The metaphor of “coming home” breaks down here. I experience Essence or True Self as more like a dance with the Spirit. It’s something I participate in more than “arrive at” once and for all. I sense I’m collaborating with a Greater Source that overflows with goodness and beauty. That of God within smooths the way toward psychological and spiritual agility, freedom, and deep satisfaction.

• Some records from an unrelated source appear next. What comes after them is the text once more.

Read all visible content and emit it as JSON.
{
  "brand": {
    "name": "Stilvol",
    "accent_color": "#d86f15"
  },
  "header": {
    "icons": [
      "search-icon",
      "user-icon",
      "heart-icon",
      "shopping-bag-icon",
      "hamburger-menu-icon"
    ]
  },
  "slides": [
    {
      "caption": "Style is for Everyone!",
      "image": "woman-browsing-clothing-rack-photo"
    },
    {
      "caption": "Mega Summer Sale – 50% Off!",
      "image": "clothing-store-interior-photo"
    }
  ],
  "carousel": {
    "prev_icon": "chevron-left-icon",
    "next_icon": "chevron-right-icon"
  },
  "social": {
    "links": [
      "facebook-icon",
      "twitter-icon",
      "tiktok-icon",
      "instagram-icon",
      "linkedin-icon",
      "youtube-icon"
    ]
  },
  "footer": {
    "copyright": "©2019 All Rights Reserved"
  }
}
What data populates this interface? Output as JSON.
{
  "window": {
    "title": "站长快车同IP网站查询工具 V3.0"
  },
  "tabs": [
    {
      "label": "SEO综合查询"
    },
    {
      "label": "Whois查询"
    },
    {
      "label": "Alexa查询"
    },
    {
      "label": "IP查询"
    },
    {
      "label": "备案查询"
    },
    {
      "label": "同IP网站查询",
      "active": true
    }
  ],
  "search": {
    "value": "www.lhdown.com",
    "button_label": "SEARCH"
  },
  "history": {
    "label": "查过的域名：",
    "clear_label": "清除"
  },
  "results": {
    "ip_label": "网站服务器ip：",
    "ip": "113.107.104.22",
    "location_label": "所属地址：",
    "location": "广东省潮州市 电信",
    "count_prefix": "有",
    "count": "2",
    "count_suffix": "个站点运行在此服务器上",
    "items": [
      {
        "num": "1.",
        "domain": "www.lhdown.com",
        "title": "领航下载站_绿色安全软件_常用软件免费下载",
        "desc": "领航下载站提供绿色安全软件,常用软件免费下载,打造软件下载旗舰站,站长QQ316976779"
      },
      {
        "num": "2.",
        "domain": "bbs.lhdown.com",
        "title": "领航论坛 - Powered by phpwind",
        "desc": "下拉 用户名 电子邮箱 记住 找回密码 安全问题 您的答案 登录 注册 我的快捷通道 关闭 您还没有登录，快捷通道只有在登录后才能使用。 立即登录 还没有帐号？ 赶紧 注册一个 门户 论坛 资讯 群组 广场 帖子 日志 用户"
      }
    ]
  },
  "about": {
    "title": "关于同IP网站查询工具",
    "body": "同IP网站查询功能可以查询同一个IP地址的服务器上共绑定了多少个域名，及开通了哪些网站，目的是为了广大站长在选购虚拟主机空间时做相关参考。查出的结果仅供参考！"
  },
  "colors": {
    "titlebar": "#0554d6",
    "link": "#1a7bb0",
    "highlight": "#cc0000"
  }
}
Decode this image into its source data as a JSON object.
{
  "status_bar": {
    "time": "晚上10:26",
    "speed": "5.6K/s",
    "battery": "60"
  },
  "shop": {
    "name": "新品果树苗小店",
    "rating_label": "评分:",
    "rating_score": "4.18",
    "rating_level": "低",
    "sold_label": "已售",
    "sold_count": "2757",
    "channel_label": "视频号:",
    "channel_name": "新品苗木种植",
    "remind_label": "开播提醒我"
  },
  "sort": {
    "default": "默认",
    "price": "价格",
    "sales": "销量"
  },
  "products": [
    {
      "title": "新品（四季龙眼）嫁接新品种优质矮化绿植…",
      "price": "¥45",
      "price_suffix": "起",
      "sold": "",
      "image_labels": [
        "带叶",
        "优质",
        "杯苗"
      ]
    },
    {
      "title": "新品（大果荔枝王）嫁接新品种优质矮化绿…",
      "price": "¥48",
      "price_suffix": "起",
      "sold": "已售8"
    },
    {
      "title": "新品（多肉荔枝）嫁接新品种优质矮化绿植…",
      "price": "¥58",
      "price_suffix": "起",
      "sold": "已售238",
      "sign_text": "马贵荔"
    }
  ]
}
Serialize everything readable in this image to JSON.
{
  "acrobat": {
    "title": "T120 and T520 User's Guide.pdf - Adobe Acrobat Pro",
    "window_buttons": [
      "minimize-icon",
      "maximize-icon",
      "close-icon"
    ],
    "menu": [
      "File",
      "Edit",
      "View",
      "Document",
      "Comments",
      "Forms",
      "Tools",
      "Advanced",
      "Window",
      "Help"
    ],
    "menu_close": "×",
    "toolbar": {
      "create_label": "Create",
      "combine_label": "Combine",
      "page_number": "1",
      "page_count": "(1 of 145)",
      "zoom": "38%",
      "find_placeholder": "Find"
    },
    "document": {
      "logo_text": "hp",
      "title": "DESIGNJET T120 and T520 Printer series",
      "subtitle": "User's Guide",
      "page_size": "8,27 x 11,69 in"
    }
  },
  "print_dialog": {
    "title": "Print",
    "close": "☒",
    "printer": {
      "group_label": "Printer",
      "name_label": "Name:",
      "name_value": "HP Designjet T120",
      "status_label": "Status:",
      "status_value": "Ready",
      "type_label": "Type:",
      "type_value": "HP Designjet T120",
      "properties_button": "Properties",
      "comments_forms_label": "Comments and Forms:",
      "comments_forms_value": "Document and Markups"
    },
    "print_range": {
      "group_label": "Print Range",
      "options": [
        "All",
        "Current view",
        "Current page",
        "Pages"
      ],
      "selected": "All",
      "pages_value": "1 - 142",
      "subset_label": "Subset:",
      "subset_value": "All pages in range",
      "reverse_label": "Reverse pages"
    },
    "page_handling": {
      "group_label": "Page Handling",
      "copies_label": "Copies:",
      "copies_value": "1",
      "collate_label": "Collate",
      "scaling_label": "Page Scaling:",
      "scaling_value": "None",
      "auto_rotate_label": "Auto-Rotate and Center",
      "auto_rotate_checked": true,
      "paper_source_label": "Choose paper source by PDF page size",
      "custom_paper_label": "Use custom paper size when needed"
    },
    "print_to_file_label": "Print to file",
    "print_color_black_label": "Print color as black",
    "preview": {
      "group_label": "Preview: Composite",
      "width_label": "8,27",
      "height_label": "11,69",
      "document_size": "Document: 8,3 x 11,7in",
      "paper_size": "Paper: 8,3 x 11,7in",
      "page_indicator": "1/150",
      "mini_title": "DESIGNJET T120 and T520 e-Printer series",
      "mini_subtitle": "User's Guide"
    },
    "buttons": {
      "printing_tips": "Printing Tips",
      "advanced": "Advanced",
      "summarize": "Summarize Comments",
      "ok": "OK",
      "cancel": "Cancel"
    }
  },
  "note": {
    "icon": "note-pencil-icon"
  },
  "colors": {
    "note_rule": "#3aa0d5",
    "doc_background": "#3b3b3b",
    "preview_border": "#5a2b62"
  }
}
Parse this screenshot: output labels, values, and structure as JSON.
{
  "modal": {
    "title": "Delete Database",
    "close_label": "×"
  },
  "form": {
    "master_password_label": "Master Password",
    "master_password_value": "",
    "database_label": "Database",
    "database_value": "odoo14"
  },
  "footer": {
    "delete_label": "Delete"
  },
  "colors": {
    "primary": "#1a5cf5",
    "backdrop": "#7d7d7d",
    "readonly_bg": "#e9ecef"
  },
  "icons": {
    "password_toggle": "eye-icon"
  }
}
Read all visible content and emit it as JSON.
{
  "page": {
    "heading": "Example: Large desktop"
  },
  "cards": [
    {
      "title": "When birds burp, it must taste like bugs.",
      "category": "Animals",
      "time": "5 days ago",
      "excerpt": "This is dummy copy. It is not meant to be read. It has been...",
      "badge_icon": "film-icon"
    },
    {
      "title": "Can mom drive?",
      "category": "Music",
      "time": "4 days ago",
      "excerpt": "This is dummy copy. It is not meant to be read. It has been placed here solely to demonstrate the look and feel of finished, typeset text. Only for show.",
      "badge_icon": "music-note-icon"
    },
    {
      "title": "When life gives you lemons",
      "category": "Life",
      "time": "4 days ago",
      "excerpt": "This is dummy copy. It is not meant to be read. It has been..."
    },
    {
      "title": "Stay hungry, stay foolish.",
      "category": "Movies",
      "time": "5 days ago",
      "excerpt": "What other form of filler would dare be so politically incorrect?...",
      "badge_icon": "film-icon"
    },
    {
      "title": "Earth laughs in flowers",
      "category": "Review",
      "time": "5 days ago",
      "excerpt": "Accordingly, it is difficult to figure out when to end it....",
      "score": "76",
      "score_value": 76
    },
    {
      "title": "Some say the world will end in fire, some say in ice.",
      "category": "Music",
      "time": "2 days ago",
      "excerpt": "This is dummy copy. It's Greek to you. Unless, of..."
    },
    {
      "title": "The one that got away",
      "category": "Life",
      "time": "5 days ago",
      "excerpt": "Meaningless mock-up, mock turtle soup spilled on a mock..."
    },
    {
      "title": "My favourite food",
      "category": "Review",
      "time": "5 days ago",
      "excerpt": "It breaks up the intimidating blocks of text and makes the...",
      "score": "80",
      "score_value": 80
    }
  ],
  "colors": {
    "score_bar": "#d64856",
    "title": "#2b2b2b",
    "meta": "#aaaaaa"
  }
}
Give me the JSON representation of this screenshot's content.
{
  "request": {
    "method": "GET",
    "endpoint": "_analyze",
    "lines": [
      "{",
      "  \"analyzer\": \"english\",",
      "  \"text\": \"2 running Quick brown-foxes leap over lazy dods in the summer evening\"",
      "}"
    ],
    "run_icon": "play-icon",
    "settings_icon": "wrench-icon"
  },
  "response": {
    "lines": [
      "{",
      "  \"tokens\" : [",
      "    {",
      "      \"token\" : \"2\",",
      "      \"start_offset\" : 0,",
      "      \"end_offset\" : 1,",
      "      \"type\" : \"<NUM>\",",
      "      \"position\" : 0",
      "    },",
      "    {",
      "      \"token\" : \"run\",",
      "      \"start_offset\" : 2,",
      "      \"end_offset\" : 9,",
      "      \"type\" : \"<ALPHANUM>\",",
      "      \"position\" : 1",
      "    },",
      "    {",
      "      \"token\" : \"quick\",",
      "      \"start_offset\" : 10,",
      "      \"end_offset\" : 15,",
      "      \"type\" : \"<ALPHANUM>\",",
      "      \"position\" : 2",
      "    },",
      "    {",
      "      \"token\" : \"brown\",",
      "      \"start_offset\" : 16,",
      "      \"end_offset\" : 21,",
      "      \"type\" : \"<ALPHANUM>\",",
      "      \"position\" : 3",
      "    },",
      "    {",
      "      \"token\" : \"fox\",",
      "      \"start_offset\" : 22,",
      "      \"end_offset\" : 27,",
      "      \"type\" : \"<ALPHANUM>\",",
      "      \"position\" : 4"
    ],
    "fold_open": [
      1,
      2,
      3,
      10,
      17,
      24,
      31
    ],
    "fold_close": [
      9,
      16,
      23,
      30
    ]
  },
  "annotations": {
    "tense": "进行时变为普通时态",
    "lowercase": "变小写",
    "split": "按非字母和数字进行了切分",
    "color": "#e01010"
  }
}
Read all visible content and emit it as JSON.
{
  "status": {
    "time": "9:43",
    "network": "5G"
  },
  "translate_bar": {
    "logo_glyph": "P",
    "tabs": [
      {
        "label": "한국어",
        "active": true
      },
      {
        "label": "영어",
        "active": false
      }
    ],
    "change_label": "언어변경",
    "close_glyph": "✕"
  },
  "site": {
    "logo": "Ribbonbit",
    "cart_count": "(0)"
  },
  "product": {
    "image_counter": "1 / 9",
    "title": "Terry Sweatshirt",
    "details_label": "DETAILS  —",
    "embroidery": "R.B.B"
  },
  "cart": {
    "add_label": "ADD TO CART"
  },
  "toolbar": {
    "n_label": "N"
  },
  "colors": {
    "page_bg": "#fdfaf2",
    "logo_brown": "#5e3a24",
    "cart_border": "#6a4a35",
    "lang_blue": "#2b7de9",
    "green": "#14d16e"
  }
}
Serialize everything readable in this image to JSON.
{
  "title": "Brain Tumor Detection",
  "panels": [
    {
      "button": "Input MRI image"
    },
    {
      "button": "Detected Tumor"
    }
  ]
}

I have grown most in awareness of True Self and God at the center of my life through Centering Prayer. The foundation of the practice is “consent to the presence and action of God within.” It asks 20 minutes of open-ended, receptive silence and stillness. I’m noticing my own thoughts emotions, and sensations without judgment or attachment, then releasing them into the Holy. The point is not to stop thinking or feeling or doing, but to not BE our thinking/feeling/reacting selves. It’s letting go of a limited sense of self. I’ve been surprised by what’s taking up space in me! As I’ve practiced over years now, my own self-limitations and compulsive thinking/feeling patterns have lost power in my life. 

The simple poem below captures some of what it’s like when I “come home” to self and Spirit. The words always spark memories of our long-gone dog, Lilly, greeting me at the door with unfettered glee.

Home to laughter, home to rest,
Home to those we love the best,
Home to where there is none to hate,
Where no foes in anguish wait,
Where no jealous, envious mind,
Seeks with glee a fault to find.
Now the day is done and I
Turn to hear a welcoming cry.
Love is dancing at the door,
I am safe at home once more.

—Margaret Fishbeck Powers
(in Attenborough, The children’s book of poems, prayers and meditations,1998)

What’s it like for you to come home to yourself and Spirit?

Enneagram: Coming Home to Self and Spirit

Residential Retreat, January 13 – 16, 2023, Union, WA
Details and Application Here

*If you’re not familiar with the Enneagram, it’s an ancient wisdom tool describing nine ways of seeing and experiencing the world. The nine Enneagram personality types have unique strengths and challenges, so at its best the Enneagram can prompt astonishing psychological and spiritual growth. It helps us tend what we bring to relationships, work, and a life of faith and faithful service or activism. Blog posts in this series: